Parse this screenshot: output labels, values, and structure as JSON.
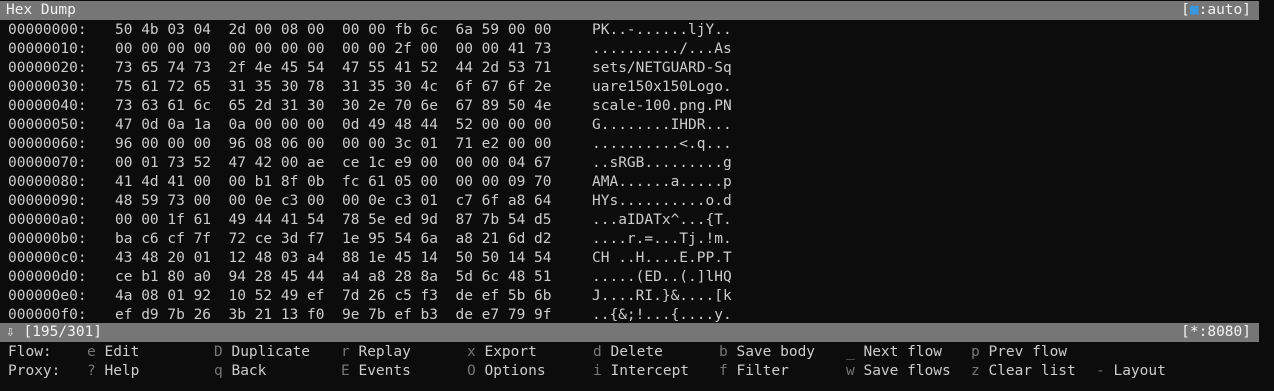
{
  "title_bar": {
    "title": "Hex Dump",
    "view_mode_open": "[",
    "view_mode_dot": "■",
    "view_mode_rest": ":auto]"
  },
  "dump_rows": [
    {
      "offset": "00000000:",
      "hex": "50 4b 03 04  2d 00 08 00  00 00 fb 6c  6a 59 00 00",
      "ascii": "PK..-......ljY.."
    },
    {
      "offset": "00000010:",
      "hex": "00 00 00 00  00 00 00 00  00 00 2f 00  00 00 41 73",
      "ascii": "........../...As"
    },
    {
      "offset": "00000020:",
      "hex": "73 65 74 73  2f 4e 45 54  47 55 41 52  44 2d 53 71",
      "ascii": "sets/NETGUARD-Sq"
    },
    {
      "offset": "00000030:",
      "hex": "75 61 72 65  31 35 30 78  31 35 30 4c  6f 67 6f 2e",
      "ascii": "uare150x150Logo."
    },
    {
      "offset": "00000040:",
      "hex": "73 63 61 6c  65 2d 31 30  30 2e 70 6e  67 89 50 4e",
      "ascii": "scale-100.png.PN"
    },
    {
      "offset": "00000050:",
      "hex": "47 0d 0a 1a  0a 00 00 00  0d 49 48 44  52 00 00 00",
      "ascii": "G........IHDR..."
    },
    {
      "offset": "00000060:",
      "hex": "96 00 00 00  96 08 06 00  00 00 3c 01  71 e2 00 00",
      "ascii": "..........<.q..."
    },
    {
      "offset": "00000070:",
      "hex": "00 01 73 52  47 42 00 ae  ce 1c e9 00  00 00 04 67",
      "ascii": "..sRGB.........g"
    },
    {
      "offset": "00000080:",
      "hex": "41 4d 41 00  00 b1 8f 0b  fc 61 05 00  00 00 09 70",
      "ascii": "AMA......a.....p"
    },
    {
      "offset": "00000090:",
      "hex": "48 59 73 00  00 0e c3 00  00 0e c3 01  c7 6f a8 64",
      "ascii": "HYs..........o.d"
    },
    {
      "offset": "000000a0:",
      "hex": "00 00 1f 61  49 44 41 54  78 5e ed 9d  87 7b 54 d5",
      "ascii": "...aIDATx^...{T."
    },
    {
      "offset": "000000b0:",
      "hex": "ba c6 cf 7f  72 ce 3d f7  1e 95 54 6a  a8 21 6d d2",
      "ascii": "....r.=...Tj.!m."
    },
    {
      "offset": "000000c0:",
      "hex": "43 48 20 01  12 48 03 a4  88 1e 45 14  50 50 14 54",
      "ascii": "CH ..H....E.PP.T"
    },
    {
      "offset": "000000d0:",
      "hex": "ce b1 80 a0  94 28 45 44  a4 a8 28 8a  5d 6c 48 51",
      "ascii": ".....(ED..(.]lHQ"
    },
    {
      "offset": "000000e0:",
      "hex": "4a 08 01 92  10 52 49 ef  7d 26 c5 f3  de ef 5b 6b",
      "ascii": "J....RI.}&....[k"
    },
    {
      "offset": "000000f0:",
      "hex": "ef d9 7b 26  3b 21 13 f0  9e 7b ef b3  de e7 79 9f",
      "ascii": "..{&;!...{....y."
    }
  ],
  "status_bar": {
    "arrow": "⇩",
    "position": "[195/301]",
    "listen": "[*:8080]"
  },
  "keybindings": {
    "flow_label": "Flow:",
    "proxy_label": "Proxy:",
    "flow": [
      {
        "key": "e",
        "label": "Edit"
      },
      {
        "key": "D",
        "label": "Duplicate"
      },
      {
        "key": "r",
        "label": "Replay"
      },
      {
        "key": "x",
        "label": "Export"
      },
      {
        "key": "d",
        "label": "Delete"
      },
      {
        "key": "b",
        "label": "Save body"
      },
      {
        "key": "_",
        "label": "Next flow"
      },
      {
        "key": "p",
        "label": "Prev flow"
      }
    ],
    "proxy": [
      {
        "key": "?",
        "label": "Help"
      },
      {
        "key": "q",
        "label": "Back"
      },
      {
        "key": "E",
        "label": "Events"
      },
      {
        "key": "O",
        "label": "Options"
      },
      {
        "key": "i",
        "label": "Intercept"
      },
      {
        "key": "f",
        "label": "Filter"
      },
      {
        "key": "w",
        "label": "Save flows"
      },
      {
        "key": "z",
        "label": "Clear list"
      },
      {
        "key": "-",
        "label": "Layout"
      }
    ]
  }
}
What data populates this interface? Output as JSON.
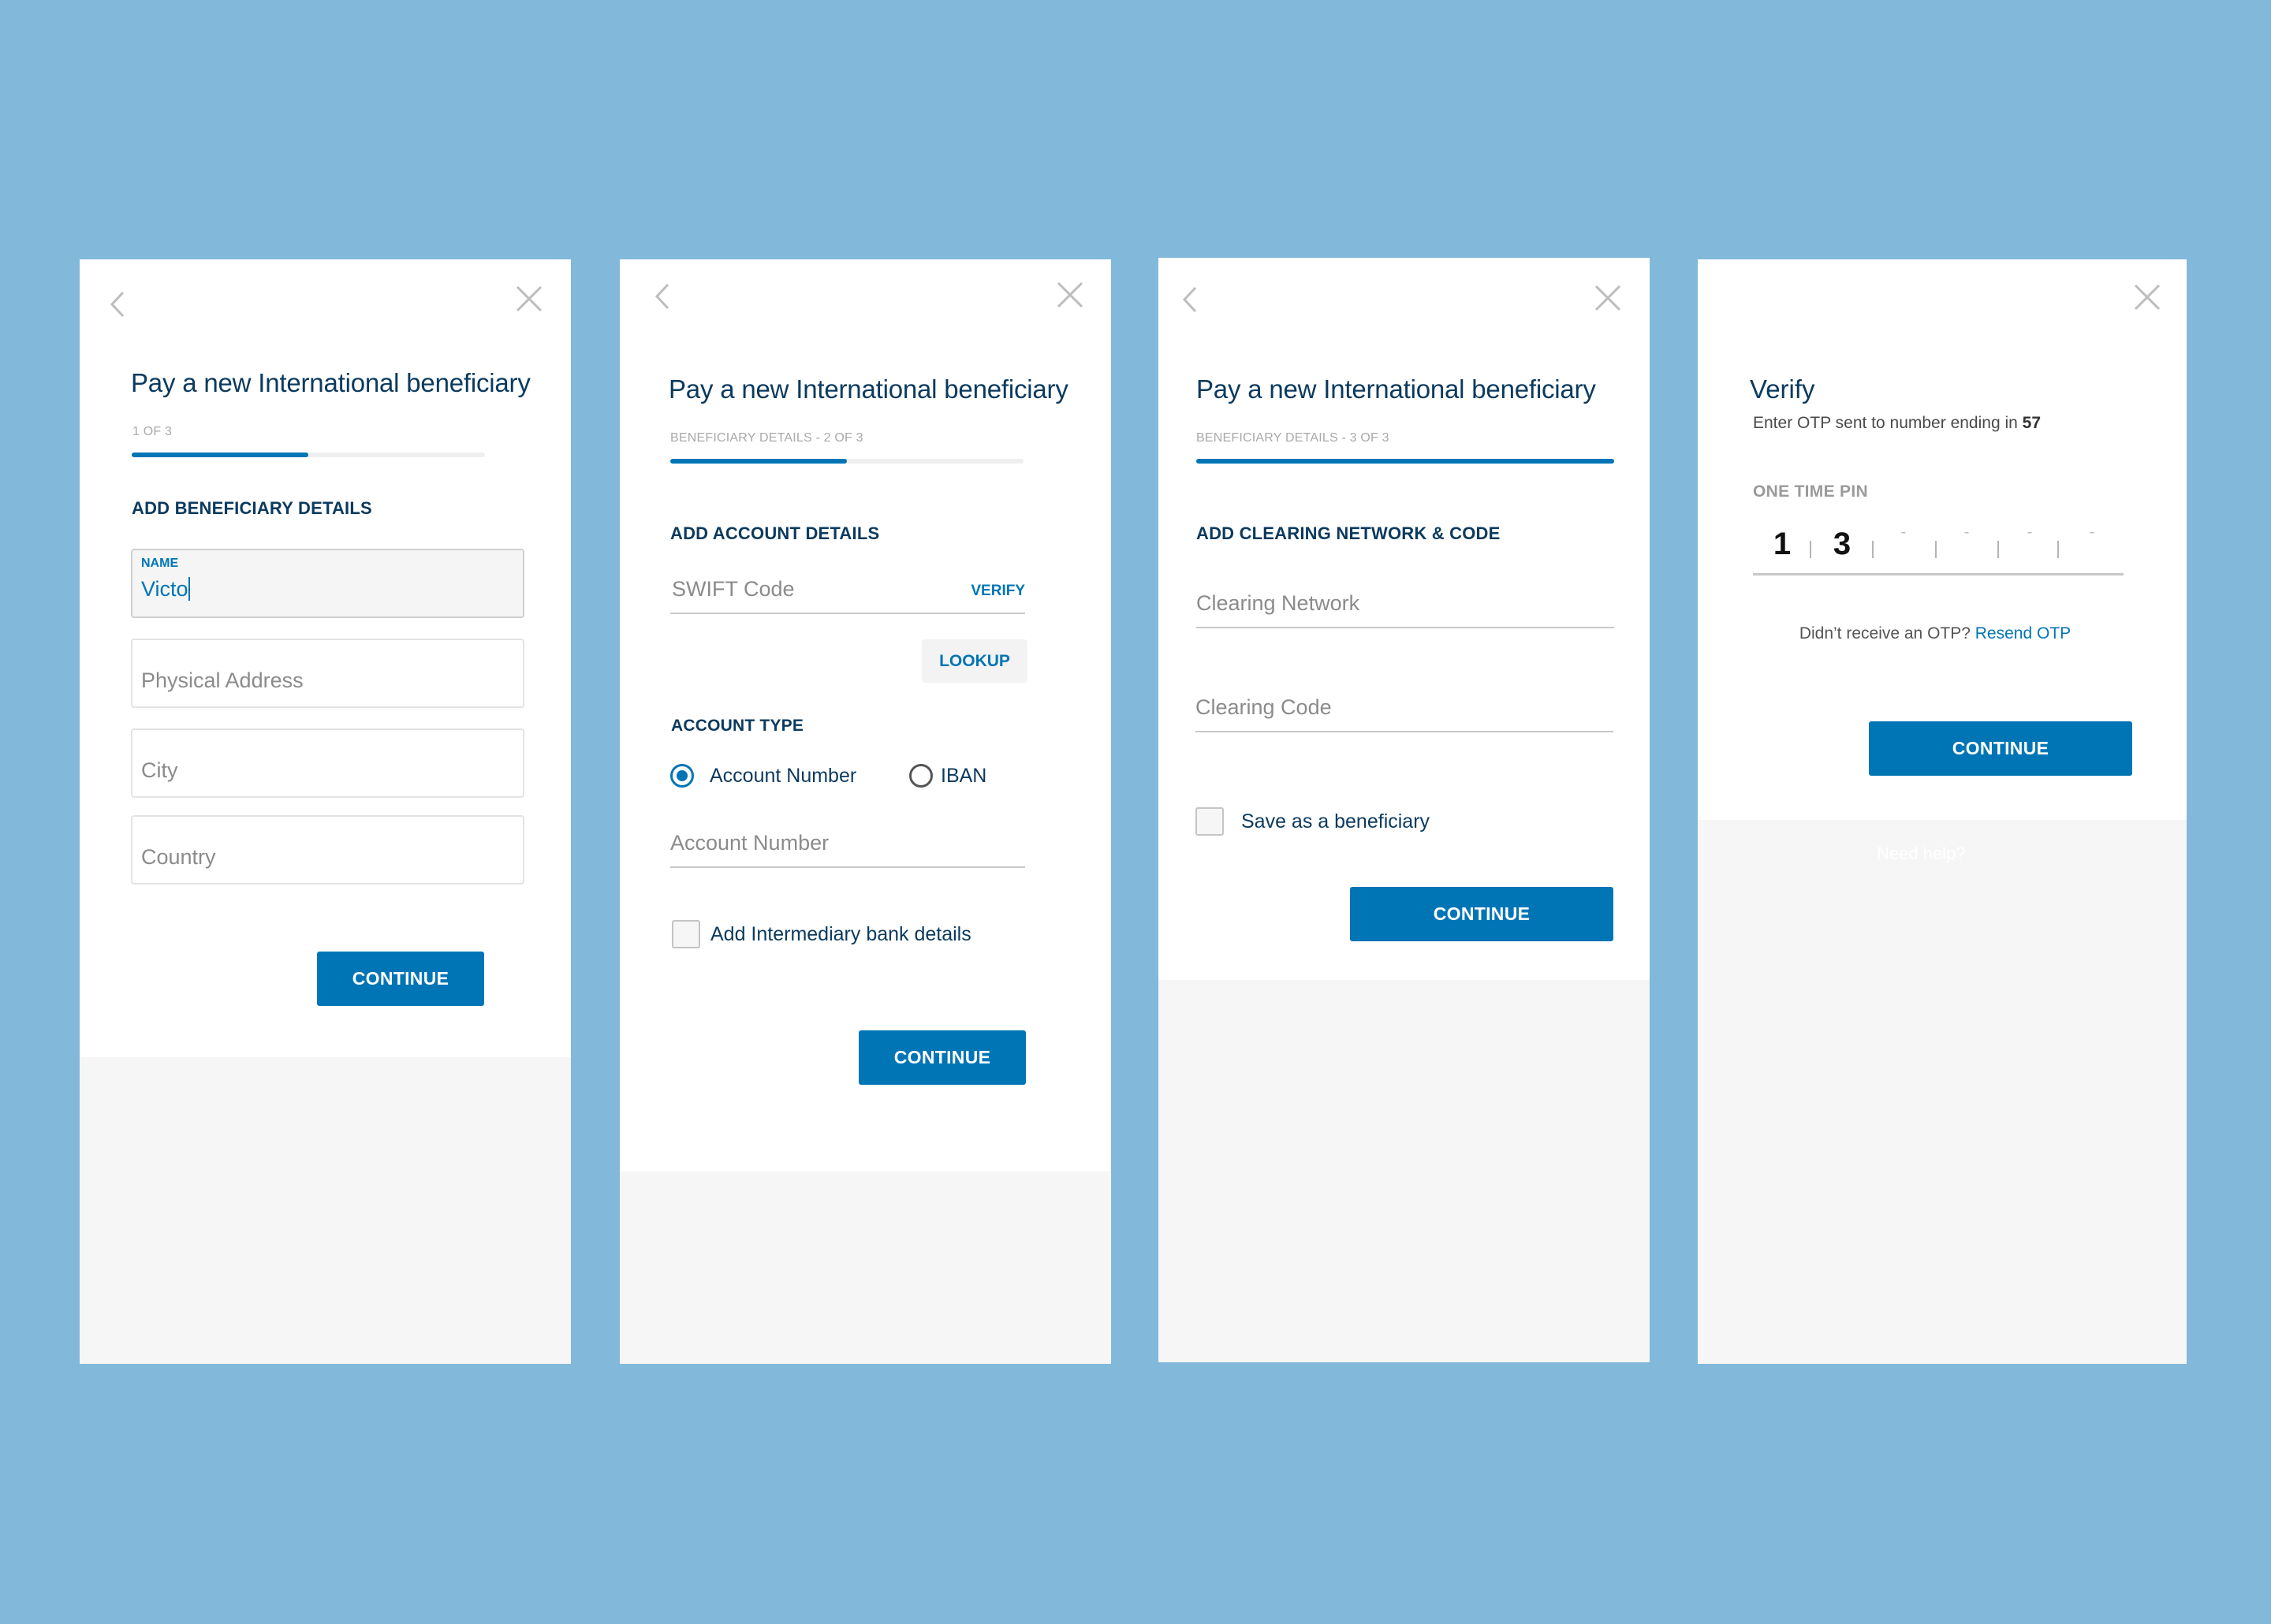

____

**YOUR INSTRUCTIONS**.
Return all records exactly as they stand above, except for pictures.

**ANSWER BELOW**.
Parse this screenshot: output labels, values, and structure as JSON.
{
  "title_bar": {
    "title": "Hex Dump",
    "view_mode_open": "[",
    "view_mode_dot": "■",
    "view_mode_rest": ":auto]"
  },
  "dump_rows": [
    {
      "offset": "00000000:",
      "hex": "50 4b 03 04  2d 00 08 00  00 00 fb 6c  6a 59 00 00",
      "ascii": "PK..-......ljY.."
    },
    {
      "offset": "00000010:",
      "hex": "00 00 00 00  00 00 00 00  00 00 2f 00  00 00 41 73",
      "ascii": "........../...As"
    },
    {
      "offset": "00000020:",
      "hex": "73 65 74 73  2f 4e 45 54  47 55 41 52  44 2d 53 71",
      "ascii": "sets/NETGUARD-Sq"
    },
    {
      "offset": "00000030:",
      "hex": "75 61 72 65  31 35 30 78  31 35 30 4c  6f 67 6f 2e",
      "ascii": "uare150x150Logo."
    },
    {
      "offset": "00000040:",
      "hex": "73 63 61 6c  65 2d 31 30  30 2e 70 6e  67 89 50 4e",
      "ascii": "scale-100.png.PN"
    },
    {
      "offset": "00000050:",
      "hex": "47 0d 0a 1a  0a 00 00 00  0d 49 48 44  52 00 00 00",
      "ascii": "G........IHDR..."
    },
    {
      "offset": "00000060:",
      "hex": "96 00 00 00  96 08 06 00  00 00 3c 01  71 e2 00 00",
      "ascii": "..........<.q..."
    },
    {
      "offset": "00000070:",
      "hex": "00 01 73 52  47 42 00 ae  ce 1c e9 00  00 00 04 67",
      "ascii": "..sRGB.........g"
    },
    {
      "offset": "00000080:",
      "hex": "41 4d 41 00  00 b1 8f 0b  fc 61 05 00  00 00 09 70",
      "ascii": "AMA......a.....p"
    },
    {
      "offset": "00000090:",
      "hex": "48 59 73 00  00 0e c3 00  00 0e c3 01  c7 6f a8 64",
      "ascii": "HYs..........o.d"
    },
    {
      "offset": "000000a0:",
      "hex": "00 00 1f 61  49 44 41 54  78 5e ed 9d  87 7b 54 d5",
      "ascii": "...aIDATx^...{T."
    },
    {
      "offset": "000000b0:",
      "hex": "ba c6 cf 7f  72 ce 3d f7  1e 95 54 6a  a8 21 6d d2",
      "ascii": "....r.=...Tj.!m."
    },
    {
      "offset": "000000c0:",
      "hex": "43 48 20 01  12 48 03 a4  88 1e 45 14  50 50 14 54",
      "ascii": "CH ..H....E.PP.T"
    },
    {
      "offset": "000000d0:",
      "hex": "ce b1 80 a0  94 28 45 44  a4 a8 28 8a  5d 6c 48 51",
      "ascii": ".....(ED..(.]lHQ"
    },
    {
      "offset": "000000e0:",
      "hex": "4a 08 01 92  10 52 49 ef  7d 26 c5 f3  de ef 5b 6b",
      "ascii": "J....RI.}&....[k"
    },
    {
      "offset": "000000f0:",
      "hex": "ef d9 7b 26  3b 21 13 f0  9e 7b ef b3  de e7 79 9f",
      "ascii": "..{&;!...{....y."
    }
  ],
  "status_bar": {
    "arrow": "⇩",
    "position": "[195/301]",
    "listen": "[*:8080]"
  },
  "keybindings": {
    "flow_label": "Flow:",
    "proxy_label": "Proxy:",
    "flow": [
      {
        "key": "e",
        "label": "Edit"
      },
      {
        "key": "D",
        "label": "Duplicate"
      },
      {
        "key": "r",
        "label": "Replay"
      },
      {
        "key": "x",
        "label": "Export"
      },
      {
        "key": "d",
        "label": "Delete"
      },
      {
        "key": "b",
        "label": "Save body"
      },
      {
        "key": "_",
        "label": "Next flow"
      },
      {
        "key": "p",
        "label": "Prev flow"
      }
    ],
    "proxy": [
      {
        "key": "?",
        "label": "Help"
      },
      {
        "key": "q",
        "label": "Back"
      },
      {
        "key": "E",
        "label": "Events"
      },
      {
        "key": "O",
        "label": "Options"
      },
      {
        "key": "i",
        "label": "Intercept"
      },
      {
        "key": "f",
        "label": "Filter"
      },
      {
        "key": "w",
        "label": "Save flows"
      },
      {
        "key": "z",
        "label": "Clear list"
      },
      {
        "key": "-",
        "label": "Layout"
      }
    ]
  }
}
What data populates this interface? Output as JSON.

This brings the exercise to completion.